Entry Requirements (not applicable to Visiting Students)
||Other requirements|| None
|Additional Costs|| None
Information for Visiting Students
|High Demand Course?
Course Delivery Information
|Academic year 2018/19, Available to all students (SV1)
|Course Start Date
|Learning and Teaching activities (Further Info)
Lecture Hours 20,
Seminar/Tutorial Hours 10,
Supervised Practical/Workshop/Studio Hours 10,
Summative Assessment Hours 4,
Programme Level Learning and Teaching Hours 4,
Directed Learning and Independent Learning Hours
|Assessment (Further Info)
|Additional Information (Assessment)
||40%: 2-hour end-of-semester written examination
30%: Your average mark over the three regular progress tests
10%: 1-hour listening test
10%: 15-minute end-of-semester oral exam
10%: Class participation

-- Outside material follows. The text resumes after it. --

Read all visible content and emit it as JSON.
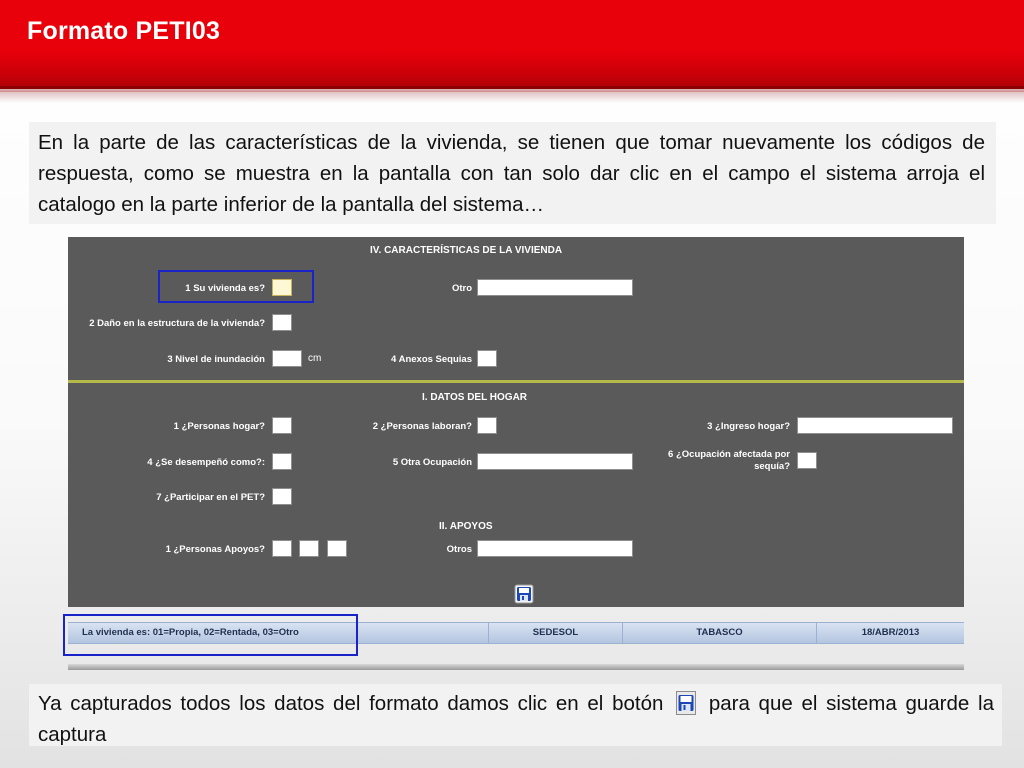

Note on Continuous Examinations: Examinations will be conducted in weeks 4, 7 and 10. They will cover the three previous lessons and will contain a mixture of reading, writing and listening exercises. The average mark of the 3 assessments forms 30% of the final mark.
Note on Grading: The grading system in place for Introductory Swahili Language and Culture 1A ensures that students are tested in a variety of ways, helping to ensure that no element on language learning is overly favoured and that workload is more evenly spread throughout the year.
||Hours & Minutes
|Main Exam Diet S1 (December)||Written Exam||2:00|
|Main Exam Diet S1 (December)||Listening Exam||1:00|
On completion of this course, the student will be able to:
- By the end of Introductory Swahili Language and Culture 1A students will: - understand over 500 items of Swahili vocabulary, including important verbs, adjectives and nouns in both singular and plural forms.
- - be able to communicate using four key tenses in both the affirmative and the negative.
- - be confident in using the first ten Swahili noun classes, including how to make agreements within sentences.
- - be aware of some key figures in East African society (e.g., Wangari Maathai, Bi Kidude, Julius Nyerere), and demonstrate a working knowledge of both traditional and contemporary cultural norms in the region.
- - be confident communicating in a range of situations and on a variety of themes relevant to everyday life in East Africa. See Supporting Documents for further detail on how the course complies with SCQF Level 08 intended learning outcome indicators (i.e., Knowledge and understanding; Practice: Applied knowledge, skills and understanding; Generic cognitive skills; Communication, ICT and numeracy skills; Autonomy, accountability and working with others).
|- TUKI. Kamusi ya Kiswahili-Kiingereza/Swahili-English Dictionary. 2001. Dar es Salaam: Institute of Kiswahili Research. |
- TUKI. English- Swahili Dictionary/Kamusi ya Kiingereza-Kiswahili. 2009. Dar es Salaam: Institute of Kiswahili Research.
- Wilson, Peter. 1985. Simplified Swahili. London: Longman.
There is no set textbook as the tutor is currently developing one specifically for the course. The materials from this will be provided to the students by the tutor. The textbook will be complete by August 2015.
|Graduate Attributes and Skills
|Keywords||Swahili Kiswahili Language Culture Africa Kenya Tanzania Uganda
|Course organiser||Ms Teresa Poeta
Tel: (0131 6)50 4400
|Course secretary||Ms Kameliya Skerleva
Tel: (0131 6)51 1855